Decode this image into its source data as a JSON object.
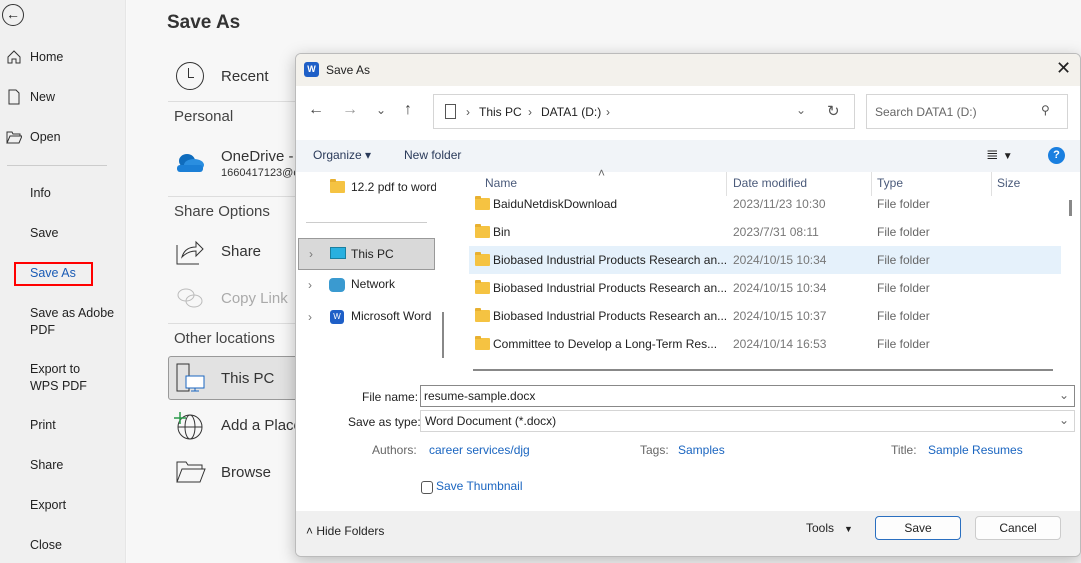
{
  "backstage": {
    "nav": {
      "home": "Home",
      "new": "New",
      "open": "Open",
      "info": "Info",
      "save": "Save",
      "save_as": "Save As",
      "save_adobe": "Save as Adobe PDF",
      "export_wps": "Export to WPS PDF",
      "print": "Print",
      "share": "Share",
      "export": "Export",
      "close": "Close"
    },
    "title": "Save As",
    "recent": "Recent",
    "personal": "Personal",
    "onedrive": "OneDrive -",
    "onedrive_account": "1660417123@c",
    "share_options": "Share Options",
    "share": "Share",
    "copy_link": "Copy Link",
    "other_locations": "Other locations",
    "this_pc": "This PC",
    "add_place": "Add a Place",
    "browse": "Browse"
  },
  "dialog": {
    "title": "Save As",
    "breadcrumb": [
      "This PC",
      "DATA1 (D:)"
    ],
    "search_placeholder": "Search DATA1 (D:)",
    "organize": "Organize",
    "new_folder": "New folder",
    "tree": [
      {
        "label": "12.2 pdf to word"
      },
      {
        "label": "This PC"
      },
      {
        "label": "Network"
      },
      {
        "label": "Microsoft Word"
      }
    ],
    "columns": [
      "Name",
      "Date modified",
      "Type",
      "Size"
    ],
    "files": [
      {
        "name": "BaiduNetdiskDownload",
        "date": "2023/11/23 10:30",
        "type": "File folder"
      },
      {
        "name": "Bin",
        "date": "2023/7/31 08:11",
        "type": "File folder"
      },
      {
        "name": "Biobased Industrial Products Research an...",
        "date": "2024/10/15 10:34",
        "type": "File folder"
      },
      {
        "name": "Biobased Industrial Products Research an...",
        "date": "2024/10/15 10:34",
        "type": "File folder"
      },
      {
        "name": "Biobased Industrial Products Research an...",
        "date": "2024/10/15 10:37",
        "type": "File folder"
      },
      {
        "name": "Committee to Develop a Long-Term Res...",
        "date": "2024/10/14 16:53",
        "type": "File folder"
      }
    ],
    "file_name_label": "File name:",
    "file_name": "resume-sample.docx",
    "save_type_label": "Save as type:",
    "save_type": "Word Document (*.docx)",
    "authors_label": "Authors:",
    "authors": "career services/djg",
    "tags_label": "Tags:",
    "tags": "Samples",
    "title_label": "Title:",
    "title_value": "Sample Resumes",
    "thumbnail": "Save Thumbnail",
    "hide_folders": "Hide Folders",
    "tools": "Tools",
    "save": "Save",
    "cancel": "Cancel"
  },
  "colors": {
    "accent": "#1a65c0",
    "highlight": "#ff0000",
    "selected_row": "#e5f1fb"
  }
}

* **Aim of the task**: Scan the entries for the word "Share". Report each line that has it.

* **Task response**:
      "share": "Share",
    "share_options": "Share Options",
    "share": "Share",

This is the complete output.